Net Promoter Score (NPS)

Retail | Management | Consulting

This is how it works

Net Promoter or Net Promoter Score (NPS) is a management tool that can be used to measure loyalty of a store or a company’s customer satisfaction. It’s a strong alternative to traditional customer satisfaction research and is proven to be correlated with revenue growth.

NPS has been widely adopted with more than two thirds of Fortune 1000 companies using the metric. The tool aims to measure the loyalty that exists between a brand and a consumer. The brand can be a company, employer or any other entity. The brand is the entity that is asking the questions on the NPS survey. The consumer is the customer, employee, or respondent to an NPS survey.


The Net Promoter Score is calculated based on responses to a single question: How likely is it that you would recommend our company / product / service to a friend or colleague? The scoring for this answer should be based on a 0 to 10 scale and is called The ultimate question. An NPS can be as low as −100 (every respondent is a “detractor”) or as high as +100 (every respondent is a “promoter”). NPS scores vary across different industries, but a positive NPS (i.e., one that is higher than zero) is generally deemed good, a NPS of +50 is generally deemed excellent, and anything over +70 is exceptional.

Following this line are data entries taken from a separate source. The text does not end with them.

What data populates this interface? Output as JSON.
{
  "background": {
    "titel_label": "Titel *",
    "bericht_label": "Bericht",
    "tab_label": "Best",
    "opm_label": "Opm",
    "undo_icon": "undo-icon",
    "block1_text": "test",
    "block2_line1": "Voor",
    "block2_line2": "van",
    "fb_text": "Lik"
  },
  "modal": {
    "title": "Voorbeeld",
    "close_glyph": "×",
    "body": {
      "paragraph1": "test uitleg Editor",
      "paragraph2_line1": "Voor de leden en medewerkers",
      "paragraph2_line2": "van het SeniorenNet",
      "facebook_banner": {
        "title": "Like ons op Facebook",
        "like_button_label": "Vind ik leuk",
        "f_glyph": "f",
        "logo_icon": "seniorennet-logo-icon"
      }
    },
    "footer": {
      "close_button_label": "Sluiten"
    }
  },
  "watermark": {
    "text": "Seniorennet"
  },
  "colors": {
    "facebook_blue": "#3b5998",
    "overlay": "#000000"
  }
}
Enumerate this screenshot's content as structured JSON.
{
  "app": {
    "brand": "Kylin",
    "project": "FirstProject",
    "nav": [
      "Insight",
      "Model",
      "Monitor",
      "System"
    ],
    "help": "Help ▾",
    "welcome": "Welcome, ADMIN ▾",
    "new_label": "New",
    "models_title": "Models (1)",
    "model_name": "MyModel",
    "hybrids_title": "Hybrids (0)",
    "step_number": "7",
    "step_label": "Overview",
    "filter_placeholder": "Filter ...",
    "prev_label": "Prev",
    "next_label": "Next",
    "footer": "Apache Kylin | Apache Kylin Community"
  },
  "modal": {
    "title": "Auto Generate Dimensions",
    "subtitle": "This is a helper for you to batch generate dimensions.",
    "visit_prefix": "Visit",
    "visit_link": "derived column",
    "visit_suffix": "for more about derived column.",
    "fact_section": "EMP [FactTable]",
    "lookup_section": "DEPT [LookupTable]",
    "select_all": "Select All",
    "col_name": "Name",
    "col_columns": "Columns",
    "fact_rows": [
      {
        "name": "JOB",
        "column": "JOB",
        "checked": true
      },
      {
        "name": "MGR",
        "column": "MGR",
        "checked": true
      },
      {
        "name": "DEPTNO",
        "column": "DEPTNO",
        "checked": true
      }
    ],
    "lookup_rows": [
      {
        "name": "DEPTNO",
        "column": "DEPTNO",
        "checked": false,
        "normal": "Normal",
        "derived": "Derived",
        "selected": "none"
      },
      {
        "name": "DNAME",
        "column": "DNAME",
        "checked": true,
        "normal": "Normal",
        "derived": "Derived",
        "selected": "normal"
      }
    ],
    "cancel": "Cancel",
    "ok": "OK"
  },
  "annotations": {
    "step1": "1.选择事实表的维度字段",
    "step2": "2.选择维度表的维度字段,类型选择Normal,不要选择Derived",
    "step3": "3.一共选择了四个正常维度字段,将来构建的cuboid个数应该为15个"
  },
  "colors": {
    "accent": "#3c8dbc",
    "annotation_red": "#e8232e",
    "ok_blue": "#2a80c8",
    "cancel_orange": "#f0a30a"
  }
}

Companies are encouraged to follow the likely-to-recommend question with an open-ended request for elaboration, soliciting the reasons for a customer’s rating of that company or product. These reasons can then be provided to front-line employees and management teams for follow-up action. Local office branch managers, mail or call back customers to engage them in a discussion about the feedback they provided through the NPS survey process, solve problems, and learn more so they can coach employees and managers.


Those who respond with a score of 9 to 10 are called Promoters, and are considered likely to exhibit value-creating behaviors, such as buying more, remaining customers for longer, and making more positive referrals to other potential customers. Those who respond with a score of 0 to 6 are labeled Detractors, and they are believed to be less likely to exhibit the value-creating behaviors. Responses of 7 and 8 are labeled Passives, and their behavior falls between Promoters and Detractors. The Net Promoter Score is calculated by subtracting the percentage of customers who are Detractors from the percentage of customers who are Promoters. For purposes of calculating a Net Promoter Score, Passives count toward the total number of respondents, thus decreasing the percentage of detractors and promoters and pushing the net score toward 0.


Expert say the rating and answers to the “Why?” question provide all that is needed to identify reference customers and improvement opportunities. While this may be the case, the lack of any easy way to automatically analyze the verbatim answers without human bias is problematic. Many companies solution to the problem has been to add additional questions with rating scales.

The primary objective of the Net Promoter Score methodology is to predict customer loyalty (as evidenced by repurchase and referral) to a product, service, brand, or company. The methodology was developed (and is a registered trademark of) by Fred Reichheld in 2003. It was introduced by Reichheld in his 2003 Harvard Business Review article “One Number You Need to Grow”.

Find out how many of your customers and/or employees that are

Detractors, Passives and Promoters

And set a plan to do something about it. The methodology has been proven to increase profitability in several businesses that has been working systematically with measurements and follow-up.

We can help you get started fast and efficient and will show you measurable improvements within weeks with our well-developed work methodology.